So many of your stories have a dark humor in them which I think is really hard to pull off successfully, but you do it brilliantly. Even in the midst of a story about a loved one’s death, you inject humor and make us giggle. I’m thinking specifically of the first story in the collection, “To Wash and Dry a Vessel.” I think beginning the book with that story was genius because it’s a real attention-grabber and a good example of your dark humor, yet grief isn’t overshadowed at all. How do you find the balance of humor and brevity?
Long, long, long before Emerge Journal picked up my story “Trashed,” which is about the Space Shuttle Columbia disaster, I received a rejection that called the story “irreverent.” That really stung. I was 15 when the shuttle exploded. I remember exactly where I was, and I remember exactly what I was doing. The event rocked me. I went to Space Camp when I was a kid, for Christ’s sake. I couldn’t imagine holding this story with anything but reverence. It took me quite some time to realize that that “irreverence” they were picking up on was just my unique writing lens. I’m not being disrespectful; I’m processing trauma.
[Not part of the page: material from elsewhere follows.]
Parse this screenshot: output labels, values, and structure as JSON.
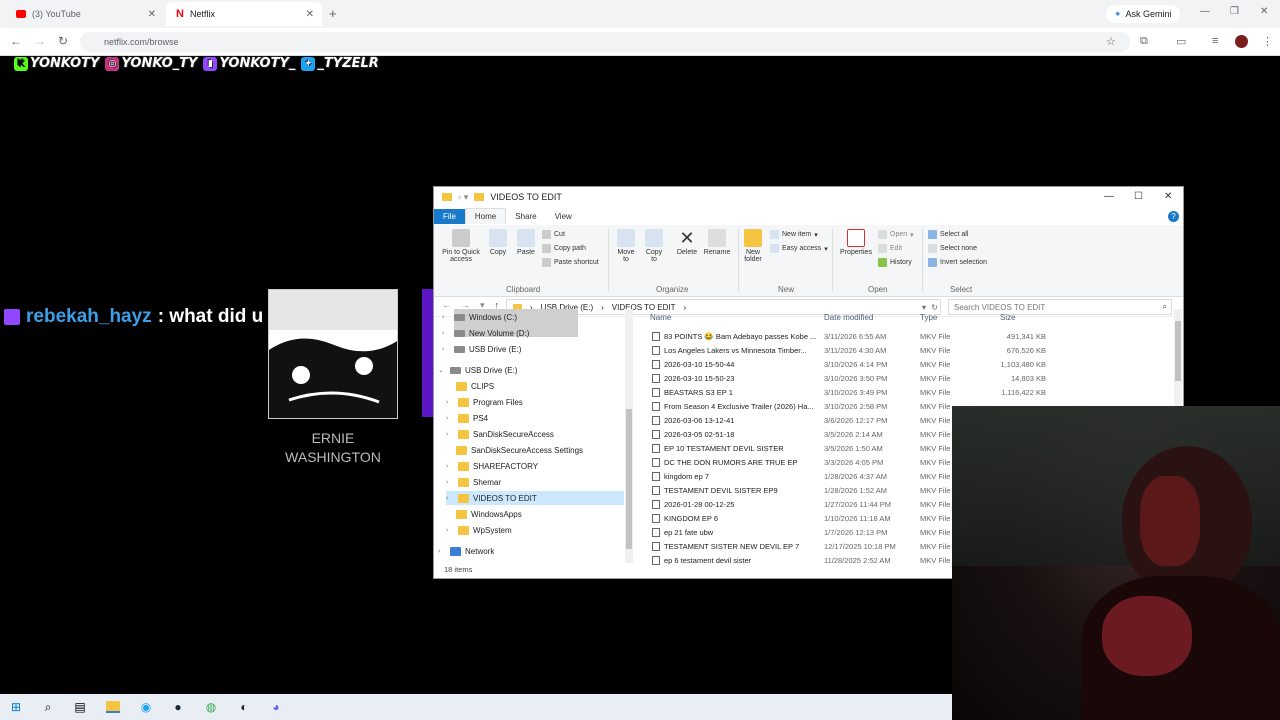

Real or imagined, it doesn’t matter.
So, I don’t know how that dark humor developed or how it so often finds its way into my writing, but I know it’s what distinguishes my writing from others’.
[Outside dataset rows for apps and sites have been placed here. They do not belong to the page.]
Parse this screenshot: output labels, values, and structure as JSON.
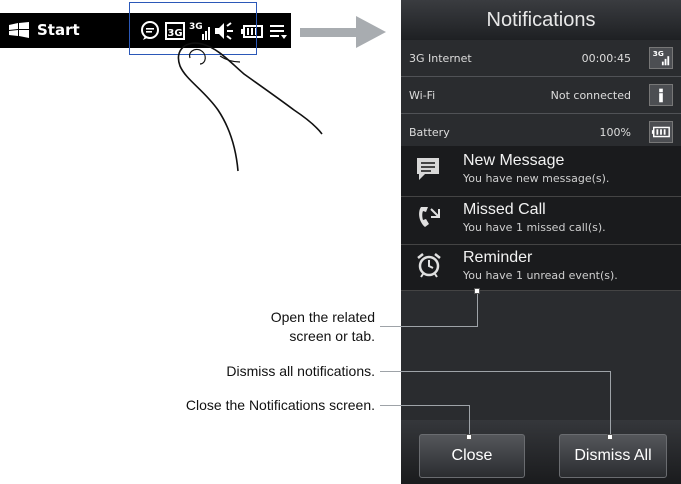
{
  "taskbar": {
    "start_label": "Start"
  },
  "phone": {
    "title": "Notifications",
    "status": [
      {
        "name": "3G Internet",
        "value": "00:00:45",
        "icon": "3g-signal-icon"
      },
      {
        "name": "Wi-Fi",
        "value": "Not connected",
        "icon": "wifi-icon"
      },
      {
        "name": "Battery",
        "value": "100%",
        "icon": "battery-icon"
      }
    ],
    "notifications": [
      {
        "title": "New Message",
        "subtitle": "You have new message(s).",
        "icon": "message-icon"
      },
      {
        "title": "Missed Call",
        "subtitle": "You have 1 missed call(s).",
        "icon": "missed-call-icon"
      },
      {
        "title": "Reminder",
        "subtitle": "You have 1 unread event(s).",
        "icon": "alarm-clock-icon"
      }
    ],
    "buttons": {
      "close": "Close",
      "dismiss_all": "Dismiss All"
    }
  },
  "callouts": {
    "open_line1": "Open the related",
    "open_line2": "screen or tab.",
    "dismiss": "Dismiss all notifications.",
    "close": "Close the Notifications screen."
  },
  "colors": {
    "phone_bg": "#2a2c2f",
    "highlight_border": "#2b58b8"
  }
}
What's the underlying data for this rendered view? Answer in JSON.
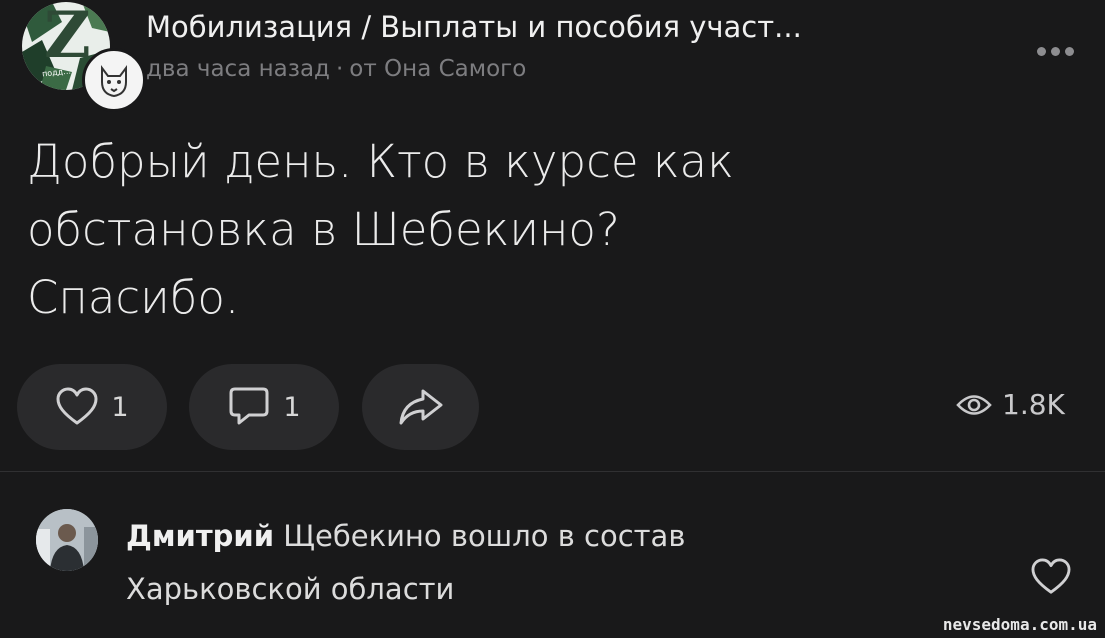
{
  "header": {
    "group_title": "Мобилизация / Выплаты и пособия участ...",
    "time": "два часа назад",
    "separator": "·",
    "author": "от Она Самого",
    "avatar_letter": "Z",
    "avatar_caption": "подд..."
  },
  "post": {
    "lines": [
      "Добрый день. Кто в курсе как",
      "обстановка в Шебекино?",
      "Спасибо."
    ]
  },
  "actions": {
    "likes": "1",
    "comments": "1",
    "views": "1.8K",
    "icons": {
      "like": "heart-icon",
      "comment": "comment-icon",
      "share": "share-icon",
      "views": "eye-icon",
      "more": "more-icon"
    }
  },
  "comment": {
    "author": "Дмитрий",
    "text_line1": "Щебекино вошло в состав",
    "text_line2": "Харьковской области"
  },
  "watermark": "nevsedoma.com.ua",
  "colors": {
    "background": "#19191a",
    "pill": "#2a2a2c",
    "muted": "#7d7d80"
  }
}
Do you use Beta readers?
No. Not really. If I’m truly stumped about something, like the story isn’t feeling quite right, I might ask someone to read it. But that’s few and far between.
How many books have you written and do you have a favorite?
Let’s see. I have quite a few at this point. Which is wonderful, but now I gotta use my fingers to count them all. Ha! I have 1, 2, 3, 4 published, 1, 2, 3 forthcoming, and one anthology that I edited.
My favorite book is always the one I’m currently marketing. Which is maybe an unintentional Jedi mind trick, of sorts, because who wants to market a book they’re not completely gaga about?
Speaking of marketing, what has been the most effective and the most enjoyable marketing activity you’ve experienced?
Hands down, I’ve loved coming up with Zeus memes. Last year, when my marketing for Good Morning to Everyone Except Men Who Name Their Dogs Zeus was more robust, I started creating daily “Zeus Sucks” memes. It was basically me dragging Zeus over and over again. I loved it. I’ve also been told others really looked forward to the memes every day.
Has writing and publishing changed the way you see yourself?
Yes. Absolutely. When I first started submitting in late 2018, I suppose I was trying everything on for size and looking for validation and purpose. Which, I’m sure you know, is commonly fleeting for writers. We’ll experience one rejection and immediately forget the 10 other acceptances before that.
In the last few years, however, I’ve felt myself become more and more confident. More and more comfortable in the creative skin I’m in. I’ve gone from being completely wrecked by a rejection to shrugging my shoulders and jogging on.
I’m not impervious, though. It would be ridiculous to claim that. I’ve just figured out how to channel that sad writer energy. Anytime I’m feeling particularly challenged by my ego, I reach out to help someone else. Most of the projects I’m a part of (Bring a Friend! Open Mic, The New Sledder, I Am Not a Lit Mag Contest, etc…), I’ve created in a moment of doubt.
Finally, the most important question: What’s your favorite writing snack or drink?
Oh gosh. I hate to disappoint, but I’m not really a snacker. And my go-to drink is ice water. Exciting, I know.
Lannie, ice water is good! It keeps the brain cells hydrated!
The book launch for Something Dead in Everything is June 26 on Eventbrite. Get your tickets here.